    The roll eyes were not meant to target you. I know it suggest either sarcasm, or the stupiudity of the poster above, but I swear I didn't use it like this. There wasn't one representing what I wanted (slight amazement), so I chose the closest. I guess it's the problem of not seeing the person you're talking to.

    I tought, 10 inches by 15 inches, as photo paper is in inches as far as I know. My bad.
     
  8. phenixdragon thread starter macrumors regular

    Joined:
    Jun 24, 2009
    #8
    Ya but is there a reason to go that high? I just didn't realize it increased the resolution and had thought it just just basically increased the quality of the scan keeping it the size that was being scanned.

    I'm just scanning old family photos form years and years ago, some 30-40 years old. I'm okay with what would roughly equal 15mp which seems to be 1200 DPI.
     
  9. spinnerlys Guest

    spinnerlys

    Joined:
    Sep 7, 2008
    Location:
    forlod bygningen
    #9
    Yep, the last scanner I used was in 2005, and it was an old, 10kg thing connected via Parallel Port at my university.


    After I finished, I thought so too. Seems I'm a bit jumpy right now (sleeping problems), thus my stupid remarks. I'm sorry about that. But not like David Tennant though. ;)
     
  10. Ruahrc macrumors 65816

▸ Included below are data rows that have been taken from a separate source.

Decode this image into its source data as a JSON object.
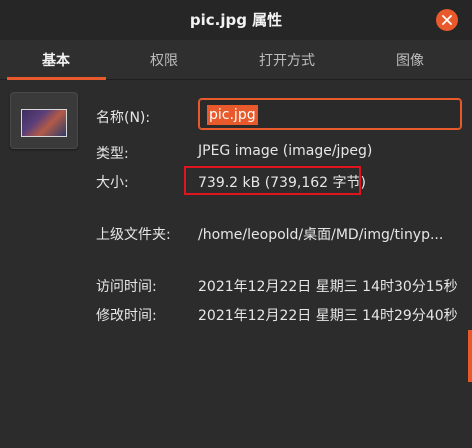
{
  "window": {
    "title": "pic.jpg 属性",
    "accent": "#e8592c"
  },
  "tabs": [
    {
      "label": "基本",
      "active": true
    },
    {
      "label": "权限",
      "active": false
    },
    {
      "label": "打开方式",
      "active": false
    },
    {
      "label": "图像",
      "active": false
    }
  ],
  "thumbnail": {
    "icon": "image-thumbnail"
  },
  "fields": {
    "name": {
      "label": "名称(N):",
      "value": "pic.jpg"
    },
    "type": {
      "label": "类型:",
      "value": "JPEG image (image/jpeg)"
    },
    "size": {
      "label": "大小:",
      "value": "739.2 kB (739,162 字节)"
    },
    "parent": {
      "label": "上级文件夹:",
      "value": "/home/leopold/桌面/MD/img/tinyp..."
    },
    "accessed": {
      "label": "访问时间:",
      "value": "2021年12月22日 星期三 14时30分15秒"
    },
    "modified": {
      "label": "修改时间:",
      "value": "2021年12月22日 星期三 14时29分40秒"
    }
  },
  "highlight_color": "#e0141e"
}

    Joined:
    Jun 9, 2009
    #10
    If it's a print, it's unlikely that a scan at higher than say 600 or 1200dpi is going to net you much. The 4800dpi stuff, that is usually reserved for scanning negatives and slide film which will benefit from the ultrahigh resolution scans.

    Large format film scanned in this way (4800dpi) will net 100-200 MP images per scan, which is around the level of detail that that format can provide.

    Ruahrc
     
  11. Designer Dale macrumors 68040

    Designer Dale

    Joined:
    Mar 25, 2009
    Location:
    Folding space
    #11
    DPI isn't an image size, it's a measure of dots (lines) per inch. A 300 dpi image is at the feasible limit for print production. I have an 8.5X11 document in my scanner right now (a truck title, not a photo). At 300 dpi it prints a good match of the original. The file is 2500X3300 Pixels at 24 MB. At 1200 dpi it jumps to 10,200X13,200 pixels at 385 MB.

    Scan color photos at 300 dpi and take line art up to 1200 dpi. That gives the best edge definition for line drawings.

    Transmitting a 300 MB or larger file by WiFi would crash most anything I know of.

    Like ruharc said, those high dpi settings are best for negatives and slides. You are scanning something about 1 in wide and printing it at 11 or even 20 inches wide.

    Technical comments aside, I would recommend scanning by a direct connection. USB is faster and more reliable than WiFi. FireWire is best.

    Dale
     
  12. MisterMe macrumors G4

    MisterMe

    Joined:
    Jul 17, 2002
    Location:
    USA
    #12
    You seem to be unaware of a very important point. There is no reason for your scanned pixel density to match your printed pixel density. Most graphics editors have the ability to scale their images. The more pixels in the original scan, the more flexibility in the final print. For example an 8 in. x 10 in. photograph scanned at 4800 dpi can be used to produce a 3.2 ft. x 4.0 ft. poster at 300 dpi. If you scan at 9600 dpi, then you can print a life-sized poster with no visible pixel structure. If you scan the same photograph at 300 dpi, then you are limited to 8 in. x 10 in. or smaller prints.
     

Share This Page